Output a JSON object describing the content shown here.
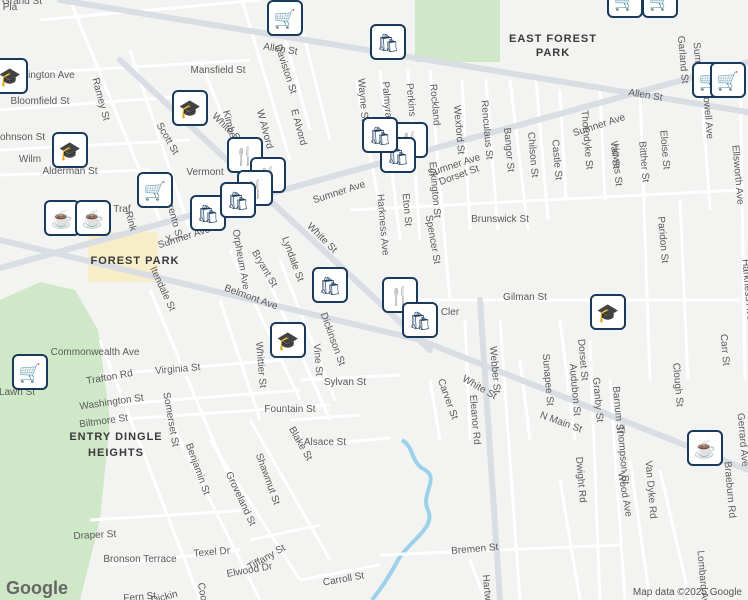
{
  "colors": {
    "background": "#f3f3f1",
    "road": "#ffffff",
    "arterial": "#d9dee4",
    "park": "#cfe8c8",
    "water": "#9dd1ea",
    "marker": "#1a3a5c",
    "marker_frame": "#ffffff"
  },
  "areas": [
    "EAST FOREST",
    "PARK",
    "FOREST PARK",
    "ENTRY DINGLE",
    "HEIGHTS"
  ],
  "streets": [
    "Grand St",
    "Allen St",
    "Allen St",
    "Sumner Ave",
    "Sumner Ave",
    "Sumner Ave",
    "Sumner Ave",
    "White St",
    "White St",
    "White St",
    "Belmont Ave",
    "N Main St",
    "Daviston St",
    "Mansfield St",
    "Kensington Ave",
    "Bloomfield St",
    "Ramey St",
    "Johnson St",
    "Wilm",
    "Alderman St",
    "Scott St",
    "Vermont",
    "Kimberly",
    "W Alvord",
    "E Alvord",
    "Wayne St",
    "Palmyra",
    "Perkins",
    "Rockland",
    "Wexford St",
    "Renculaus St",
    "Bangor St",
    "Chilson St",
    "Castle St",
    "Thorndyke St",
    "Howes St",
    "Bitther St",
    "Eloise St",
    "Vail St",
    "Garland St",
    "Powell Ave",
    "Ellsworth Ave",
    "Harkness Ave",
    "Harkness Ave",
    "Eton St",
    "Eckington St",
    "Dorset St",
    "Dorset St",
    "Spencer St",
    "Brunswick St",
    "Paridon St",
    "Gilman St",
    "Clough St",
    "Carr St",
    "Orpheum Ave",
    "Bryant St",
    "Lyndale St",
    "Whittier St",
    "Itendale St",
    "Commonwealth Ave",
    "Trafton Rd",
    "Virginia St",
    "Washington St",
    "Biltmore St",
    "Somerset St",
    "Dickinson St",
    "Sylvan St",
    "Fountain St",
    "Alsace St",
    "Blake St",
    "Carver St",
    "Eleanor Rd",
    "Webber St",
    "Sunapee St",
    "Audubon St",
    "Granby St",
    "Barnum St",
    "Thompson St",
    "Wood Ave",
    "Dwight Rd",
    "Van Dyke Rd",
    "Braeburn Rd",
    "Gerrard Ave",
    "Lombard Ave",
    "Benjamin St",
    "Groveland St",
    "Shawmut St",
    "Draper St",
    "Bronson Terrace",
    "Texel Dr",
    "Fern St",
    "Elwood Dr",
    "Tiffany St",
    "Carroll St",
    "Bremen St",
    "Hartwick St",
    "Coop",
    "Dickin",
    "Traf",
    "X",
    "Sumner",
    "Cler",
    "Vine St",
    "Lawn St",
    "Rink",
    "Sorrento St",
    "Pla"
  ],
  "markers": [
    "shopping-cart",
    "shopping-bag",
    "shopping-cart",
    "shopping-cart",
    "school",
    "school",
    "school",
    "school",
    "school",
    "restaurant",
    "restaurant",
    "restaurant",
    "restaurant",
    "restaurant",
    "shopping-bag",
    "shopping-bag",
    "shopping-bag",
    "shopping-bag",
    "shopping-bag",
    "shopping-bag",
    "cafe",
    "cafe",
    "cafe",
    "shopping-cart",
    "shopping-cart",
    "shopping-cart",
    "shopping-cart"
  ],
  "attribution": {
    "logo": "Google",
    "text": "Map data ©2025 Google"
  }
}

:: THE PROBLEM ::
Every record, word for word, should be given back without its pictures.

:: WRITTEN SOLUTION ::
Output a JSON object describing the content shown here.
{
  "colors": {
    "background": "#f3f3f1",
    "road": "#ffffff",
    "arterial": "#d9dee4",
    "park": "#cfe8c8",
    "water": "#9dd1ea",
    "marker": "#1a3a5c",
    "marker_frame": "#ffffff"
  },
  "areas": [
    "EAST FOREST",
    "PARK",
    "FOREST PARK",
    "ENTRY DINGLE",
    "HEIGHTS"
  ],
  "streets": [
    "Grand St",
    "Allen St",
    "Allen St",
    "Sumner Ave",
    "Sumner Ave",
    "Sumner Ave",
    "Sumner Ave",
    "White St",
    "White St",
    "White St",
    "Belmont Ave",
    "N Main St",
    "Daviston St",
    "Mansfield St",
    "Kensington Ave",
    "Bloomfield St",
    "Ramey St",
    "Johnson St",
    "Wilm",
    "Alderman St",
    "Scott St",
    "Vermont",
    "Kimberly",
    "W Alvord",
    "E Alvord",
    "Wayne St",
    "Palmyra",
    "Perkins",
    "Rockland",
    "Wexford St",
    "Renculaus St",
    "Bangor St",
    "Chilson St",
    "Castle St",
    "Thorndyke St",
    "Howes St",
    "Bitther St",
    "Eloise St",
    "Vail St",
    "Garland St",
    "Powell Ave",
    "Ellsworth Ave",
    "Harkness Ave",
    "Harkness Ave",
    "Eton St",
    "Eckington St",
    "Dorset St",
    "Dorset St",
    "Spencer St",
    "Brunswick St",
    "Paridon St",
    "Gilman St",
    "Clough St",
    "Carr St",
    "Orpheum Ave",
    "Bryant St",
    "Lyndale St",
    "Whittier St",
    "Itendale St",
    "Commonwealth Ave",
    "Trafton Rd",
    "Virginia St",
    "Washington St",
    "Biltmore St",
    "Somerset St",
    "Dickinson St",
    "Sylvan St",
    "Fountain St",
    "Alsace St",
    "Blake St",
    "Carver St",
    "Eleanor Rd",
    "Webber St",
    "Sunapee St",
    "Audubon St",
    "Granby St",
    "Barnum St",
    "Thompson St",
    "Wood Ave",
    "Dwight Rd",
    "Van Dyke Rd",
    "Braeburn Rd",
    "Gerrard Ave",
    "Lombard Ave",
    "Benjamin St",
    "Groveland St",
    "Shawmut St",
    "Draper St",
    "Bronson Terrace",
    "Texel Dr",
    "Fern St",
    "Elwood Dr",
    "Tiffany St",
    "Carroll St",
    "Bremen St",
    "Hartwick St",
    "Coop",
    "Dickin",
    "Traf",
    "X",
    "Sumner",
    "Cler",
    "Vine St",
    "Lawn St",
    "Rink",
    "Sorrento St",
    "Pla"
  ],
  "markers": [
    "shopping-cart",
    "shopping-bag",
    "shopping-cart",
    "shopping-cart",
    "school",
    "school",
    "school",
    "school",
    "school",
    "restaurant",
    "restaurant",
    "restaurant",
    "restaurant",
    "restaurant",
    "shopping-bag",
    "shopping-bag",
    "shopping-bag",
    "shopping-bag",
    "shopping-bag",
    "shopping-bag",
    "cafe",
    "cafe",
    "cafe",
    "shopping-cart",
    "shopping-cart",
    "shopping-cart",
    "shopping-cart"
  ],
  "attribution": {
    "logo": "Google",
    "text": "Map data ©2025 Google"
  }
}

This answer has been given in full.